The initial pkla file would contains the following information
[Allow Wifi Scan] Identity=unix-user:* Action=org.freedesktop.NetworkManager.wifi.scan ResultAny=yes ResultInactive=yes ResultActive=yes
The following screenshot shows the content of the directory ( /etc/polkit-1/localauthority/50-local.d/) and also shows the content of the file
Working pkla configuration file
To avoid polkit dialog box popping up while trying to connect to a WiFi network, we have updated the our custom configuration file (located /etc/polkit-1/localauthority/50-local.d/47-allow-wifi-scan.pkla) and we have populated it with the following contents
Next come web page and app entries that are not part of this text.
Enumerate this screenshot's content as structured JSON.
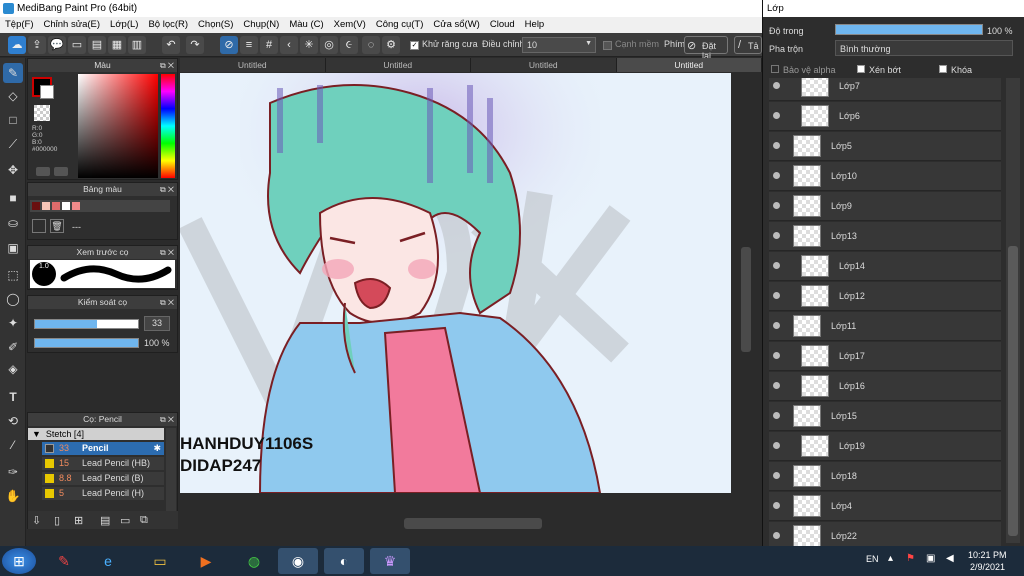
{
  "window": {
    "title": "MediBang Paint Pro (64bit)"
  },
  "menu": [
    "Tệp(F)",
    "Chỉnh sửa(E)",
    "Lớp(L)",
    "Bộ lọc(R)",
    "Chọn(S)",
    "Chụp(N)",
    "Màu (C)",
    "Xem(V)",
    "Công cụ(T)",
    "Cửa sổ(W)",
    "Cloud",
    "Help"
  ],
  "toolbar": {
    "antialias_label": "Khử răng cưa",
    "adjust_label": "Điều chỉnh",
    "adjust_value": "10",
    "edge_label": "Cạnh mềm",
    "key_label": "Phím",
    "reset_label": "Đặt lại",
    "extra_label": "Tả"
  },
  "panels": {
    "color": {
      "title": "Màu",
      "r": "R:0",
      "g": "G:0",
      "b": "B:0",
      "hex": "#000000"
    },
    "palette": {
      "title": "Bảng màu",
      "extra": "---"
    },
    "brush_preview": {
      "title": "Xem trước cọ",
      "size": "1.0"
    },
    "brush_control": {
      "title": "Kiểm soát cọ",
      "size": "33",
      "opacity": "100 %"
    },
    "brush_list": {
      "title": "Cọ: Pencil",
      "group": "Stetch [4]",
      "items": [
        {
          "size": "33",
          "name": "Pencil",
          "color": "#333333",
          "selected": true
        },
        {
          "size": "15",
          "name": "Lead Pencil (HB)",
          "color": "#e8c800",
          "selected": false
        },
        {
          "size": "8.8",
          "name": "Lead Pencil (B)",
          "color": "#e8c800",
          "selected": false
        },
        {
          "size": "5",
          "name": "Lead Pencil (H)",
          "color": "#e8c800",
          "selected": false
        }
      ]
    }
  },
  "tabs": [
    "Untitled",
    "Untitled",
    "Untitled",
    "Untitled"
  ],
  "canvas": {
    "watermark_line1": "HANHDUY1106S",
    "watermark_line2": "DIDAP247"
  },
  "layers_panel": {
    "title": "Lớp",
    "opacity_label": "Độ trong",
    "opacity_value": "100 %",
    "blend_label": "Pha trộn",
    "blend_value": "Bình thường",
    "protect_alpha": "Bảo vệ alpha",
    "clipping": "Xén bớt",
    "lock": "Khóa",
    "layers": [
      {
        "name": "Lớp7",
        "indent": true
      },
      {
        "name": "Lớp6",
        "indent": true
      },
      {
        "name": "Lớp5",
        "indent": false
      },
      {
        "name": "Lớp10",
        "indent": false
      },
      {
        "name": "Lớp9",
        "indent": false
      },
      {
        "name": "Lớp13",
        "indent": false
      },
      {
        "name": "Lớp14",
        "indent": true
      },
      {
        "name": "Lớp12",
        "indent": true
      },
      {
        "name": "Lớp11",
        "indent": false
      },
      {
        "name": "Lớp17",
        "indent": true
      },
      {
        "name": "Lớp16",
        "indent": true
      },
      {
        "name": "Lớp15",
        "indent": false
      },
      {
        "name": "Lớp19",
        "indent": true
      },
      {
        "name": "Lớp18",
        "indent": false
      },
      {
        "name": "Lớp4",
        "indent": false
      },
      {
        "name": "Lớp22",
        "indent": false
      }
    ]
  },
  "taskbar": {
    "lang": "EN",
    "time": "10:21 PM",
    "date": "2/9/2021"
  }
}
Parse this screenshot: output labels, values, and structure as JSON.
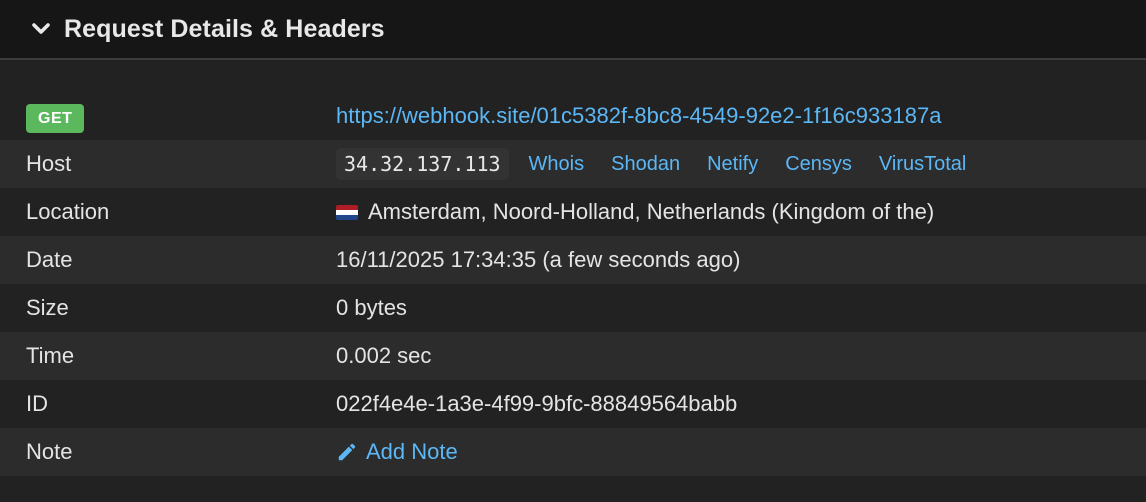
{
  "panel": {
    "title": "Request Details & Headers",
    "collapse_icon": "chevron-down-icon"
  },
  "request": {
    "method": "GET",
    "url": "https://webhook.site/01c5382f-8bc8-4549-92e2-1f16c933187a",
    "rows": {
      "host": {
        "label": "Host",
        "ip": "34.32.137.113"
      },
      "location": {
        "label": "Location",
        "value": "Amsterdam, Noord-Holland, Netherlands (Kingdom of the)",
        "flag_icon": "netherlands-flag-icon"
      },
      "date": {
        "label": "Date",
        "value": "16/11/2025 17:34:35 (a few seconds ago)"
      },
      "size": {
        "label": "Size",
        "value": "0 bytes"
      },
      "time": {
        "label": "Time",
        "value": "0.002 sec"
      },
      "id": {
        "label": "ID",
        "value": "022f4e4e-1a3e-4f99-9bfc-88849564babb"
      },
      "note": {
        "label": "Note",
        "action": "Add Note",
        "action_icon": "pencil-icon"
      }
    },
    "lookups": [
      "Whois",
      "Shodan",
      "Netify",
      "Censys",
      "VirusTotal"
    ]
  },
  "colors": {
    "link": "#5bb7f5",
    "badge_green": "#5cb85c",
    "header_bg": "#161616",
    "row_alt_bg": "#2c2c2c",
    "row_bg": "#222222"
  }
}
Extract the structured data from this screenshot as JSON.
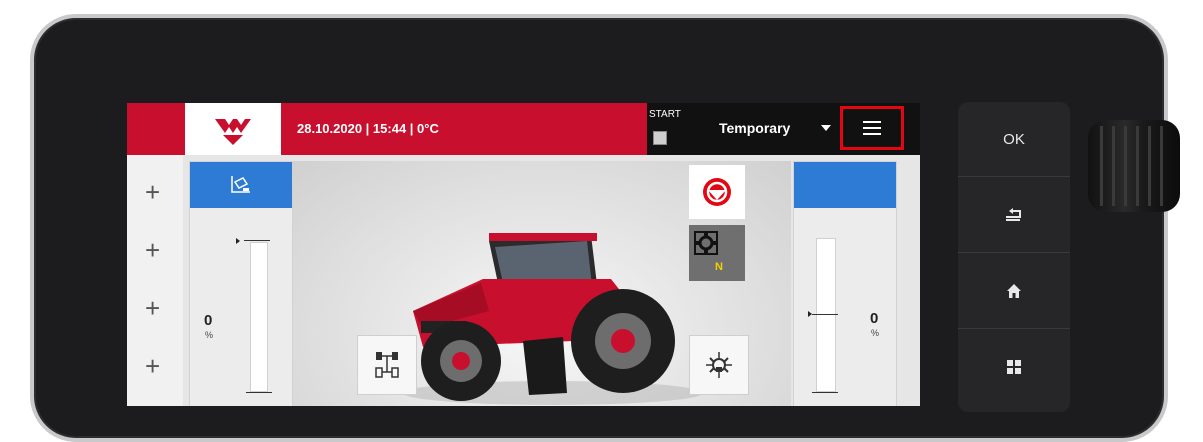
{
  "topbar": {
    "datetime": "28.10.2020 | 15:44 | 0°C",
    "start_label": "START",
    "profile_name": "Temporary"
  },
  "left_gauge": {
    "value": "0",
    "unit": "%"
  },
  "right_gauge": {
    "value": "0",
    "unit": "%"
  },
  "center_tiles": {
    "gear_indicator": "N"
  },
  "hard_keys": {
    "ok": "OK"
  },
  "colors": {
    "brand_red": "#c8102e",
    "highlight_red": "#e30613",
    "accent_blue": "#2e7bd6",
    "gear_yellow": "#f3d000"
  },
  "icons": [
    "massey-ferguson-logo",
    "start-icon",
    "dropdown-arrow-icon",
    "menu-icon",
    "plus-icon",
    "hitch-icon",
    "steering-wheel-icon",
    "gear-icon",
    "four-wheel-drive-icon",
    "diff-lock-icon",
    "back-icon",
    "home-icon",
    "grid-icon"
  ]
}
[Allow Wifi Scan] Identity=unix-user:* Action=org.freedesktop.NetworkManager.wifi.scan;org.freedesktop.NetworkManager.enable-disable-wifi;org.freedesktop.NetworkManager.settings.modify.own;org.freedesktop.NetworkManager.settings.modify.system;org.freedesktop.NetworkManager.network-control ResultAny=yes ResultInactive=yes ResultActive=yes
Once the file has been created, you should be able to access the list of WiFi networks available and when trying to connect, you should be presented with the dialog box asking your for the WiFI password you are about to connect to….
We can then assess and check that you are indeed connected to the selected Wireless network
This is it for this post !
We were able to configure our Ubuntu system to bypass all the polkit dialog box that would popup when trying to connect to a wireless network when remotely connected (via xRDP Software). The fix is relatively easy once you know what causing the popup (i.e. polkit software) and how to overcome these popups (via custom rules). As mentioned at the beginning of the post, we are not recommending to perform network changes while remotely connected to the system as you might loose your remote session. Possibly, do the necessary changes when locally connected
We had some fun (and we learned some news stuff about polkit) writing this post. We hope you have enjoyed this one as well…
Till next time